How to complete this task — In full and without alteration, reproduce every record.

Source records
◆ ◆ ◆ ◆

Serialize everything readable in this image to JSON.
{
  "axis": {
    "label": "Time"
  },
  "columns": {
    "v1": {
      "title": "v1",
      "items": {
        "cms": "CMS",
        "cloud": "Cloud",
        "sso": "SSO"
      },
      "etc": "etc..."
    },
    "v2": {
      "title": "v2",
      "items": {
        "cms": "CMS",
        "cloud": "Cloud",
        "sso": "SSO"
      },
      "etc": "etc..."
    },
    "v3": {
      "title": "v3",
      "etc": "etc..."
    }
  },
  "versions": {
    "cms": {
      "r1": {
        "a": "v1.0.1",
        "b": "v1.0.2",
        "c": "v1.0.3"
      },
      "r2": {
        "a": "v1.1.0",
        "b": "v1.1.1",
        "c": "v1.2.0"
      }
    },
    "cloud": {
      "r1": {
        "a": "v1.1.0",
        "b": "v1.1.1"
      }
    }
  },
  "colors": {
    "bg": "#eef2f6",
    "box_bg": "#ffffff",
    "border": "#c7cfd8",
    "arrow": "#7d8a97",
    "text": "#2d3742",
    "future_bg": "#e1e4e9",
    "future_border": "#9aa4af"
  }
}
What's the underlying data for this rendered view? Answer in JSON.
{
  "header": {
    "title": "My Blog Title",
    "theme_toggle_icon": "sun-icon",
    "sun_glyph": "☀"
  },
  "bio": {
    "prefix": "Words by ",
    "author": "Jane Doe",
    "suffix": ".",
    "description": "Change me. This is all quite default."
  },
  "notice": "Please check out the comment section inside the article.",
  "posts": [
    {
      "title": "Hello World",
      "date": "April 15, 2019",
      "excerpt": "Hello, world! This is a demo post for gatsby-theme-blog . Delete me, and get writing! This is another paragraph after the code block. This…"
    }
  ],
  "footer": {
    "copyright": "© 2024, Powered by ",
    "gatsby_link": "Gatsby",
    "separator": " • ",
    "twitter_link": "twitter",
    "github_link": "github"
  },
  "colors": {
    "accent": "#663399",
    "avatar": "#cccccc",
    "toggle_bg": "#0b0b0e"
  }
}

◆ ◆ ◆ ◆

Finished task —
Serialize everything readable in this image to JSON.
{
  "axis": {
    "label": "Time"
  },
  "columns": {
    "v1": {
      "title": "v1",
      "items": {
        "cms": "CMS",
        "cloud": "Cloud",
        "sso": "SSO"
      },
      "etc": "etc..."
    },
    "v2": {
      "title": "v2",
      "items": {
        "cms": "CMS",
        "cloud": "Cloud",
        "sso": "SSO"
      },
      "etc": "etc..."
    },
    "v3": {
      "title": "v3",
      "etc": "etc..."
    }
  },
  "versions": {
    "cms": {
      "r1": {
        "a": "v1.0.1",
        "b": "v1.0.2",
        "c": "v1.0.3"
      },
      "r2": {
        "a": "v1.1.0",
        "b": "v1.1.1",
        "c": "v1.2.0"
      }
    },
    "cloud": {
      "r1": {
        "a": "v1.1.0",
        "b": "v1.1.1"
      }
    }
  },
  "colors": {
    "bg": "#eef2f6",
    "box_bg": "#ffffff",
    "border": "#c7cfd8",
    "arrow": "#7d8a97",
    "text": "#2d3742",
    "future_bg": "#e1e4e9",
    "future_border": "#9aa4af"
  }
}
What's the underlying data for this rendered view? Answer in JSON.
{
  "header": {
    "title": "My Blog Title",
    "theme_toggle_icon": "sun-icon",
    "sun_glyph": "☀"
  },
  "bio": {
    "prefix": "Words by ",
    "author": "Jane Doe",
    "suffix": ".",
    "description": "Change me. This is all quite default."
  },
  "notice": "Please check out the comment section inside the article.",
  "posts": [
    {
      "title": "Hello World",
      "date": "April 15, 2019",
      "excerpt": "Hello, world! This is a demo post for gatsby-theme-blog . Delete me, and get writing! This is another paragraph after the code block. This…"
    }
  ],
  "footer": {
    "copyright": "© 2024, Powered by ",
    "gatsby_link": "Gatsby",
    "separator": " • ",
    "twitter_link": "twitter",
    "github_link": "github"
  },
  "colors": {
    "accent": "#663399",
    "avatar": "#cccccc",
    "toggle_bg": "#0b0b0e"
  }
}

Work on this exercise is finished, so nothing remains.